** AIM OF THE EXERCISE **
Each line below with the word "true" needs to be copied.

** EXTRACTED INFORMATION **
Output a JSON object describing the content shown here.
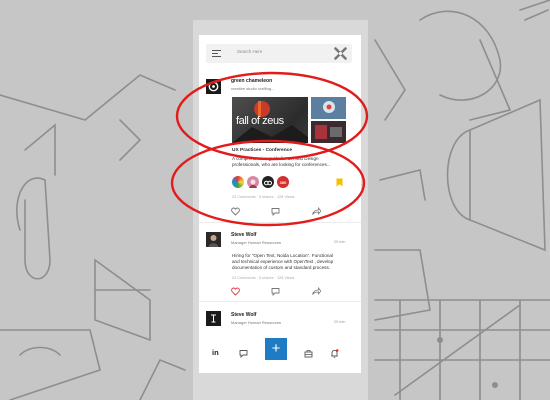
{
  "search": {
    "placeholder": "Search Here"
  },
  "posts": [
    {
      "author": "green chameleon",
      "subtitle": "creative studio crafting...",
      "image_headline": "fall of zeus",
      "title": "UX Practices - Conference",
      "text": [
        "A comprehensive guide for UX and Design",
        "professionals, who are looking for conferences..."
      ],
      "meta": "22 Comments · 3 shares · 128 Views",
      "participants": [
        "participant-1",
        "participant-2",
        "participant-3",
        "participant-4"
      ],
      "participant_badge": "300"
    },
    {
      "author": "Steve Wolf",
      "subtitle": "Manager Human Resources",
      "time": "20 min",
      "text": [
        "Hiring for \"Open Text, Noida Location\". Functional",
        "and technical experience with OpenText , develop",
        "documentation of custom and standard process."
      ],
      "meta": "22 Comments · 3 shares · 128 Views"
    },
    {
      "author": "Steve Wolf",
      "subtitle": "Manager Human Resources",
      "time": "20 min"
    }
  ],
  "bottom_nav": {
    "home_label": "in",
    "add_label": "+"
  },
  "colors": {
    "accent": "#1f7bc2",
    "highlight": "#e21b1b",
    "bookmark": "#f2c200",
    "like": "#e0414f"
  }
}
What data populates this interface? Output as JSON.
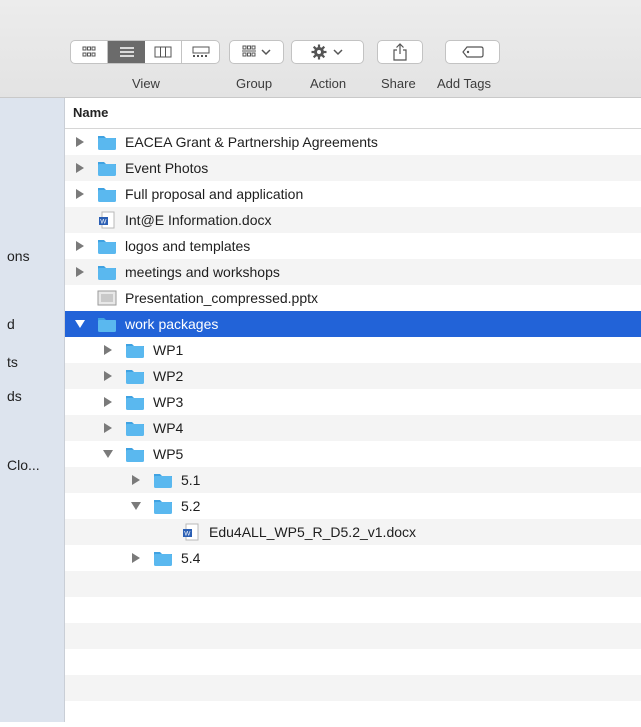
{
  "toolbar": {
    "view_label": "View",
    "group_label": "Group",
    "action_label": "Action",
    "share_label": "Share",
    "tags_label": "Add Tags"
  },
  "sidebar": {
    "fragments": [
      "ons",
      "d",
      "ts",
      "ds",
      "Clo..."
    ]
  },
  "list": {
    "header": "Name",
    "rows": [
      {
        "label": "EACEA Grant & Partnership Agreements",
        "kind": "folder",
        "depth": 0,
        "expanded": false
      },
      {
        "label": "Event Photos",
        "kind": "folder",
        "depth": 0,
        "expanded": false
      },
      {
        "label": "Full proposal and application",
        "kind": "folder",
        "depth": 0,
        "expanded": false
      },
      {
        "label": "Int@E Information.docx",
        "kind": "docx",
        "depth": 0
      },
      {
        "label": "logos and templates",
        "kind": "folder",
        "depth": 0,
        "expanded": false
      },
      {
        "label": "meetings and workshops",
        "kind": "folder",
        "depth": 0,
        "expanded": false
      },
      {
        "label": "Presentation_compressed.pptx",
        "kind": "pptx",
        "depth": 0
      },
      {
        "label": "work packages",
        "kind": "folder",
        "depth": 0,
        "expanded": true,
        "selected": true
      },
      {
        "label": "WP1",
        "kind": "folder",
        "depth": 1,
        "expanded": false
      },
      {
        "label": "WP2",
        "kind": "folder",
        "depth": 1,
        "expanded": false
      },
      {
        "label": "WP3",
        "kind": "folder",
        "depth": 1,
        "expanded": false
      },
      {
        "label": "WP4",
        "kind": "folder",
        "depth": 1,
        "expanded": false
      },
      {
        "label": "WP5",
        "kind": "folder",
        "depth": 1,
        "expanded": true
      },
      {
        "label": "5.1",
        "kind": "folder",
        "depth": 2,
        "expanded": false
      },
      {
        "label": "5.2",
        "kind": "folder",
        "depth": 2,
        "expanded": true
      },
      {
        "label": "Edu4ALL_WP5_R_D5.2_v1.docx",
        "kind": "docx",
        "depth": 3
      },
      {
        "label": "5.4",
        "kind": "folder",
        "depth": 2,
        "expanded": false
      }
    ]
  },
  "colors": {
    "folder": "#5ab8ef",
    "selection": "#2263d8",
    "sidebar": "#dde4ee"
  }
}
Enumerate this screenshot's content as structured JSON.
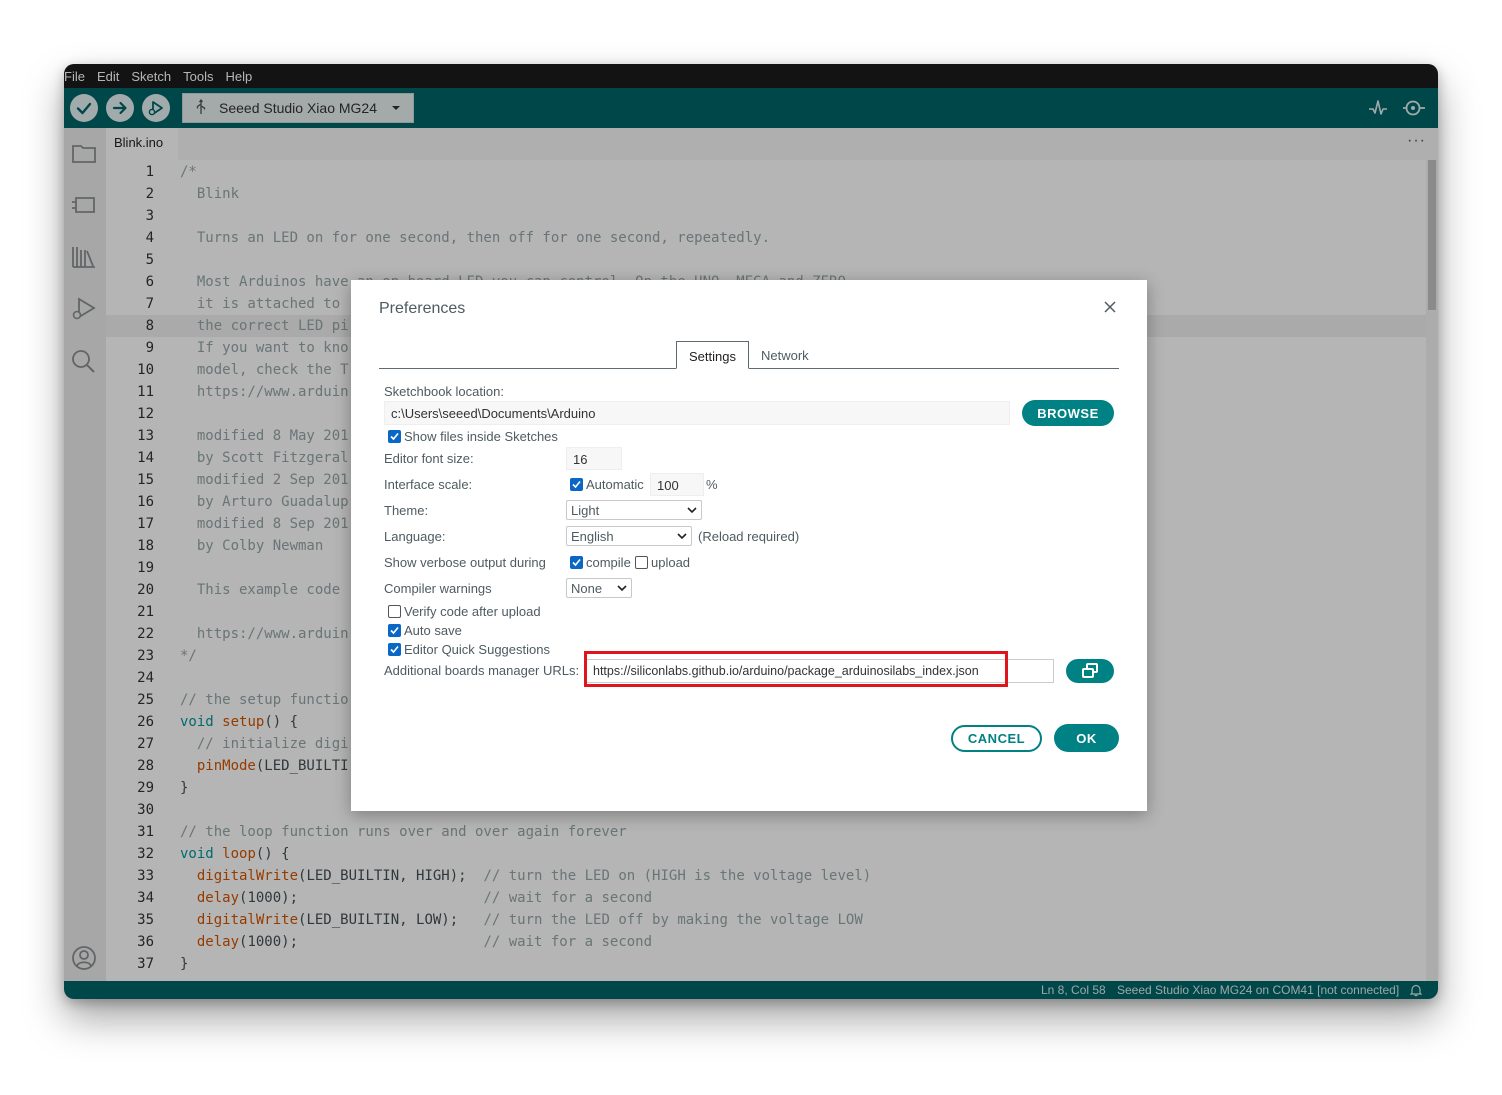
{
  "menu": [
    "File",
    "Edit",
    "Sketch",
    "Tools",
    "Help"
  ],
  "toolbar": {
    "board": "Seeed Studio Xiao MG24",
    "icons": [
      "verify-icon",
      "upload-icon",
      "debug-icon",
      "serial-plotter-icon",
      "serial-monitor-icon"
    ]
  },
  "tab": {
    "name": "Blink.ino"
  },
  "editor": {
    "current_line": 8,
    "lines": [
      [
        [
          "c-comment",
          "/*"
        ]
      ],
      [
        [
          "c-comment",
          "  Blink"
        ]
      ],
      [
        [
          "c-comment",
          ""
        ]
      ],
      [
        [
          "c-comment",
          "  Turns an LED on for one second, then off for one second, repeatedly."
        ]
      ],
      [
        [
          "c-comment",
          ""
        ]
      ],
      [
        [
          "c-comment",
          "  Most Arduinos have an on-board LED you can control. On the UNO, MEGA and ZERO"
        ]
      ],
      [
        [
          "c-comment",
          "  it is attached to"
        ]
      ],
      [
        [
          "c-comment",
          "  the correct LED pi"
        ]
      ],
      [
        [
          "c-comment",
          "  If you want to kno"
        ]
      ],
      [
        [
          "c-comment",
          "  model, check the T"
        ]
      ],
      [
        [
          "c-comment",
          "  https://www.arduin"
        ]
      ],
      [
        [
          "c-comment",
          ""
        ]
      ],
      [
        [
          "c-comment",
          "  modified 8 May 201"
        ]
      ],
      [
        [
          "c-comment",
          "  by Scott Fitzgeral"
        ]
      ],
      [
        [
          "c-comment",
          "  modified 2 Sep 201"
        ]
      ],
      [
        [
          "c-comment",
          "  by Arturo Guadalup"
        ]
      ],
      [
        [
          "c-comment",
          "  modified 8 Sep 201"
        ]
      ],
      [
        [
          "c-comment",
          "  by Colby Newman"
        ]
      ],
      [
        [
          "c-comment",
          ""
        ]
      ],
      [
        [
          "c-comment",
          "  This example code"
        ]
      ],
      [
        [
          "c-comment",
          ""
        ]
      ],
      [
        [
          "c-comment",
          "  https://www.arduin"
        ]
      ],
      [
        [
          "c-comment",
          "*/"
        ]
      ],
      [
        [
          "c-txt",
          ""
        ]
      ],
      [
        [
          "c-comment",
          "// the setup functio"
        ]
      ],
      [
        [
          "c-kw",
          "void "
        ],
        [
          "c-fn",
          "setup"
        ],
        [
          "c-txt",
          "() {"
        ]
      ],
      [
        [
          "c-comment",
          "  // initialize digi"
        ]
      ],
      [
        [
          "c-fn",
          "  pinMode"
        ],
        [
          "c-txt",
          "(LED_BUILTI"
        ]
      ],
      [
        [
          "c-txt",
          "}"
        ]
      ],
      [
        [
          "c-txt",
          ""
        ]
      ],
      [
        [
          "c-comment",
          "// the loop function runs over and over again forever"
        ]
      ],
      [
        [
          "c-kw",
          "void "
        ],
        [
          "c-fn",
          "loop"
        ],
        [
          "c-txt",
          "() {"
        ]
      ],
      [
        [
          "c-fn",
          "  digitalWrite"
        ],
        [
          "c-txt",
          "(LED_BUILTIN, HIGH);  "
        ],
        [
          "c-comment",
          "// turn the LED on (HIGH is the voltage level)"
        ]
      ],
      [
        [
          "c-fn",
          "  delay"
        ],
        [
          "c-txt",
          "(1000);                      "
        ],
        [
          "c-comment",
          "// wait for a second"
        ]
      ],
      [
        [
          "c-fn",
          "  digitalWrite"
        ],
        [
          "c-txt",
          "(LED_BUILTIN, LOW);   "
        ],
        [
          "c-comment",
          "// turn the LED off by making the voltage LOW"
        ]
      ],
      [
        [
          "c-fn",
          "  delay"
        ],
        [
          "c-txt",
          "(1000);                      "
        ],
        [
          "c-comment",
          "// wait for a second"
        ]
      ],
      [
        [
          "c-txt",
          "}"
        ]
      ]
    ]
  },
  "status": {
    "position": "Ln 8, Col 58",
    "board": "Seeed Studio Xiao MG24 on COM41 [not connected]"
  },
  "dialog": {
    "title": "Preferences",
    "tabs": [
      "Settings",
      "Network"
    ],
    "active_tab": "Settings",
    "sketchbook_label": "Sketchbook location:",
    "sketchbook_value": "c:\\Users\\seeed\\Documents\\Arduino",
    "browse_label": "BROWSE",
    "show_files_label": "Show files inside Sketches",
    "show_files_checked": true,
    "font_size_label": "Editor font size:",
    "font_size_value": "16",
    "scale_label": "Interface scale:",
    "scale_auto_label": "Automatic",
    "scale_auto_checked": true,
    "scale_value": "100",
    "scale_unit": "%",
    "theme_label": "Theme:",
    "theme_value": "Light",
    "language_label": "Language:",
    "language_value": "English",
    "language_note": "(Reload required)",
    "verbose_label": "Show verbose output during",
    "compile_label": "compile",
    "compile_checked": true,
    "upload_label": "upload",
    "upload_checked": false,
    "warnings_label": "Compiler warnings",
    "warnings_value": "None",
    "verify_label": "Verify code after upload",
    "verify_checked": false,
    "autosave_label": "Auto save",
    "autosave_checked": true,
    "quick_suggestions_label": "Editor Quick Suggestions",
    "quick_suggestions_checked": true,
    "boards_urls_label": "Additional boards manager URLs:",
    "boards_urls_value": "https://siliconlabs.github.io/arduino/package_arduinosilabs_index.json",
    "cancel_label": "CANCEL",
    "ok_label": "OK",
    "highlight_color": "#e0151c"
  },
  "colors": {
    "teal": "#006468",
    "accent": "#008184",
    "checkbox": "#0a67c6"
  }
}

** TASK OUTPUT **
        "expanded": true,
        "selected": true
        "expanded": true
        "expanded": true
    "show_files_checked": true,
    "scale_auto_checked": true,
    "compile_checked": true,
    "autosave_checked": true,
    "quick_suggestions_checked": true,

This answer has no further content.